  • Pump Selection
    Using a pump performance chart, you can compare the performance curves on the pumps available for your selected TCU model to the performance (pressure/flow) that you need.  Select a pump that provides your required pressure/flow in the “middle” of its performance curve, so that the pump motor and seals are not overstressed and the pump provides a long operating life.
  • Cooling Valve
    The cooling valve is selected based on the total tons of cooling required and the approach temperature. It is important to remember that the pump itself contributes to the overall heat load. The total cooling requirement is the sum of the resin load plus the heat load contributed by the pump. Again, charts are available to help determine the ideal size of the cooling valve based on the approach temperature and the total tons of cooling required. Modulating valves, as distinct from simple on/off solenoid valves, help eliminate thermal shock in the process circuit.
  • Heater Size
    As noted above, the heater is required when starting up a cold mold so that it can be brought up to processing temperatures. The heater size (kW) is determined based on the size of the mold, what material it is made out of and how long you want to take to heat up the mold.
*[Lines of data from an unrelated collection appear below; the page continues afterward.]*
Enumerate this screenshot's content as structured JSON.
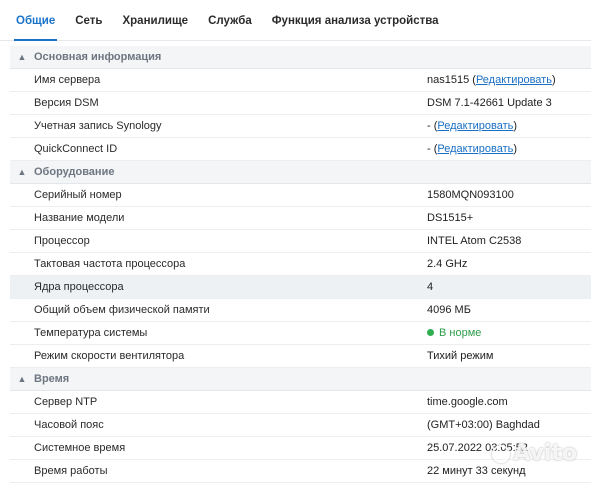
{
  "tabs": [
    "Общие",
    "Сеть",
    "Хранилище",
    "Служба",
    "Функция анализа устройства"
  ],
  "sections": {
    "basic": {
      "title": "Основная информация",
      "server_name": {
        "label": "Имя сервера",
        "value": "nas1515",
        "link": "Редактировать"
      },
      "dsm_version": {
        "label": "Версия DSM",
        "value": "DSM 7.1-42661 Update 3"
      },
      "synology_account": {
        "label": "Учетная запись Synology",
        "value": "-",
        "link": "Редактировать"
      },
      "quickconnect": {
        "label": "QuickConnect ID",
        "value": "-",
        "link": "Редактировать"
      }
    },
    "hardware": {
      "title": "Оборудование",
      "serial": {
        "label": "Серийный номер",
        "value": "1580MQN093100"
      },
      "model": {
        "label": "Название модели",
        "value": "DS1515+"
      },
      "cpu": {
        "label": "Процессор",
        "value": "INTEL Atom C2538"
      },
      "cpu_clock": {
        "label": "Тактовая частота процессора",
        "value": "2.4 GHz"
      },
      "cpu_cores": {
        "label": "Ядра процессора",
        "value": "4"
      },
      "memory": {
        "label": "Общий объем физической памяти",
        "value": "4096 МБ"
      },
      "temperature": {
        "label": "Температура системы",
        "value": "В норме",
        "status_color": "#2eae4f"
      },
      "fan_mode": {
        "label": "Режим скорости вентилятора",
        "value": "Тихий режим"
      }
    },
    "time": {
      "title": "Время",
      "ntp": {
        "label": "Сервер NTP",
        "value": "time.google.com"
      },
      "timezone": {
        "label": "Часовой пояс",
        "value": "(GMT+03:00) Baghdad"
      },
      "system_time": {
        "label": "Системное время",
        "value": "25.07.2022 03:05:52"
      },
      "uptime": {
        "label": "Время работы",
        "value": "22 минут 33 секунд"
      }
    }
  },
  "watermark": "Avito",
  "colors": {
    "accent": "#1a73c9",
    "ok": "#2eae4f"
  }
}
Take Advantage of Your Supplier’s Expertise

The basic principles used to size and select a temperature control unit are relatively simple and have been well-established over many years. You can find a more detailed explanation in the Conair webinar, “The Benefits of Temperature Controllers and How to Choose a System.” However, there is no substitute for experience when it comes to understanding and adjusting a TCU to meet the subtleties of specific processing applications.

TCU technology is constantly changing, especially in the area of controls, which today offer a wide variety of convenience features, diagnostic capabilities and communications protocols. There are different types of heater controls and alternatives in heat-exchanger design.

Thus, we always recommend that you seek the advice of a Conair employee expert or your local sales representative before making a final decision.

On-Demand Temperature Controller Webinar